Case summary | Plaintiff denies consent for muscle biopsies

by | May 25, 2020 | Health Blog

Judgment was entered for the defendant health service, with costs payable by the self-represented Plaintiff, after the Court found that she had, in fact, consented to a procedure in which biopsies would be performed.

The background

The Plaintiff had symptoms of proximal muscle wasting of the lower and upper limbs associated with muscle weakness and she was referred to the Neuromuscular Clinic at Royal Prince Alfred Hospital (Hospital) for review and management. The Plaintiff alleged that her consent had only been given in relation to the left deltoid and not the left vastus at a date prior to the surgery.

At her initial consult at the Clinic on 11 February 2015, the records showed ‘muscle bx (biopsy) (L) deltoid/vastus’ and the Neurology Advanced Trainee gave evidence that he was confident, in accordance with his usual practice, that he explained to the Plaintiff at this appointment that it was necessary to biopsy two sites because she was experiencing both upper and lower body muscle weakness. The subsequent documentation confirmed a request for a muscle biopsy of the left deltoid and vastus.

At her Pre-Admission Clinic on 23 March 2015, the anaesthetist completed a form whereby he handwrote ‘muscle biopsy left deltoid + vastus’.

On the day of surgery on 7 April 2015, the Plaintiff was interviewed for the purpose of admission. The Junior Medical Officer responsible for admitting patients for elective surgery gave evidence that he would have, in accordance with his usual practice, had the hardcopy medical file and referred to the procedure being a biopsy of both the left deltoid and left vastus as was described repeatedly in her records. In the ‘Request/Consent for Medical Procedure/Treatment’ form the JMO had handwritten ‘biopsy L deltoid + vastus muscles’ and the Plaintiff had signed it confirming that she consented to the relevant procedure.

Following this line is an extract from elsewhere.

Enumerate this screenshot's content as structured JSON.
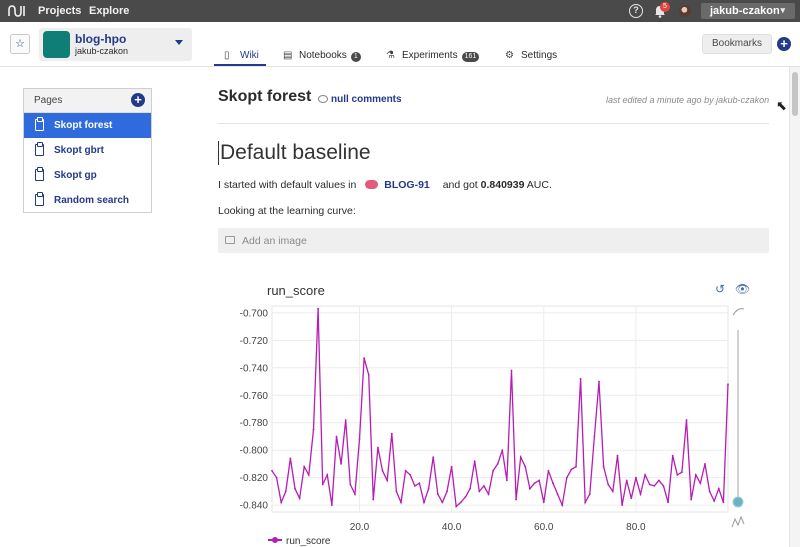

The issue

Whether the Plaintiff gave valid and effective consent for the muscle biopsies prior to the defendant performing that procedure.

  • If the answer were yes, then no other issue would arise.
  • If the answer were no, then the medical procedure constituted an unlawful assault as per Secretary, Department of Health and Community Services v JWB and SMB (Marion’s Case) (1992) 175 CLR 218.

The findings

The Court held that it was apparent from the printed pro forma documents that the Hospital had in place an elaborate system of checks that were required to be undertaken and recorded for all surgeries to verify that informed consent had been given.

The Court accepted the evidence that the relevant doctors had in accordance with their usual practice conscientiously applied this system of checks.

In finding the Plaintiff to be a witness unworthy of credit, the Court noted that with her “everything is in dispute, whether it matters or not, and no matter how firmly it may be established by other evidence and by concordance with surrounding circumstances. The plaintiff’s assertions and denials cannot be relied upon, because her approach is one of blanket denial disengaged from any endeavour to present the truth”.

In conclusion, the Court found that the Plaintiff had consented to the biopsy on both the left deltoid and vastus prior to the surgery, and as no other issues arose, entered judgment for the Hospital, with costs.

The full judgment Hassan v Sydney Local Health District (No 2) [2020] NSWSC 475 can be read here.

Emma Jack

Emma Jack